Tipping can be a bit of a minefield, and because Abu Dhabi’s residents hail from all over the world their expectations of what is appropriate vary massively. The first thing you need to know is that when you’re eating out in hotels, 10 per cent service charge is generally added to your bill, plus an additional six per cent tourism fee. Some venues claim the service charge is divided between staff, and, while this may be true most of the time, you can sometimes assume your waiter or waitress won’t see any of it. Although these charges can put a bit of a sting on your bill and put you off adding any extra, if you’ve had particularly attentive service and want to reward the staff, you will have to cough up again. We don’t want to lay a guilt trip on you, but it’s worth remembering at this point that some workers in the service industry here are paid pittance for working long hours, so if you can afford it and were pleased with the service, by all means dig deep. Around 10 per cent is the norm.

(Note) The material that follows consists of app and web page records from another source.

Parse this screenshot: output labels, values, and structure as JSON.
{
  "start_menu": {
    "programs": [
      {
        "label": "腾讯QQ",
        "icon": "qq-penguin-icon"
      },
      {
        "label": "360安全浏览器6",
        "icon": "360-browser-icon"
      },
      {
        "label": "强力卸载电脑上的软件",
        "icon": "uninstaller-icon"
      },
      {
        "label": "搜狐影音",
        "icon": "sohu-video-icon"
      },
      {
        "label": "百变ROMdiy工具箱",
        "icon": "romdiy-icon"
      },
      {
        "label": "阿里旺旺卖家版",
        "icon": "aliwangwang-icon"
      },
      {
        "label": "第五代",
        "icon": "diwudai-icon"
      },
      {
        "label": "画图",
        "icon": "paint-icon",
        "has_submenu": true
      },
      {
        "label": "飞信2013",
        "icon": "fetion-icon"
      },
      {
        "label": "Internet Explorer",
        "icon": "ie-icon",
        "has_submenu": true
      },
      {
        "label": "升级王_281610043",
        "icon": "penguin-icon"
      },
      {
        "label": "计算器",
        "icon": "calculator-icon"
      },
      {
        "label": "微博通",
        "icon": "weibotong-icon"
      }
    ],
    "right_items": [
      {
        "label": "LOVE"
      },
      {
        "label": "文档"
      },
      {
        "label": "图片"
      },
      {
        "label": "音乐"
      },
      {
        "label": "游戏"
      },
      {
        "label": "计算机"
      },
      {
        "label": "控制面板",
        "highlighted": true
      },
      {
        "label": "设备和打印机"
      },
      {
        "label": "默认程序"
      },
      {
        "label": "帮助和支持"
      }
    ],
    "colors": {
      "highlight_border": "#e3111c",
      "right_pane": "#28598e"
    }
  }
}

But also remember that restaurants and cafés operating outside hotels are forbidden by law from adding a service charge, so if you see this appearing on the bill you can refuse to pay it. This law was introduced
last year, because it was found that many service charges were finding their way into the pockets of restaurant owners, rather than the staff. But you should, of course, still feel free to leave some cash on the table when you leave in recognition of good service. If there is a tips jar, you can ask the manager how the money is divided and add to it if you feel comfortable doing so.
Elsewhere, tipping is at your discretion. Taxi drivers are not allowed to ask you for a tip, or assume they can keep your change, but most people round their fare up to the nearest Dhs5. Of course, if your driver was speeding or driving recklessly you can just pay your basic fare. We go by the rule of thumb that if the driver’s got us there without scaring us to death with his road maneuvers (a rare occurrence!), or has been particularly friendly, we’ll leave a bit more. Giving an extra Dhs10 to hairdressers and beauty therapists is customary, and keeping loose coins for petrol pump attendants, shopping packers, valet parkers and bellboys is always appreciated.
Overall, a tip will never be badly received, so if someone did a great job, give as much as you see fit. Just remember to use cash wherever possible, as adding a tip to a bill paid by card dramatically reduces the chances of the money getting to the person you want it to.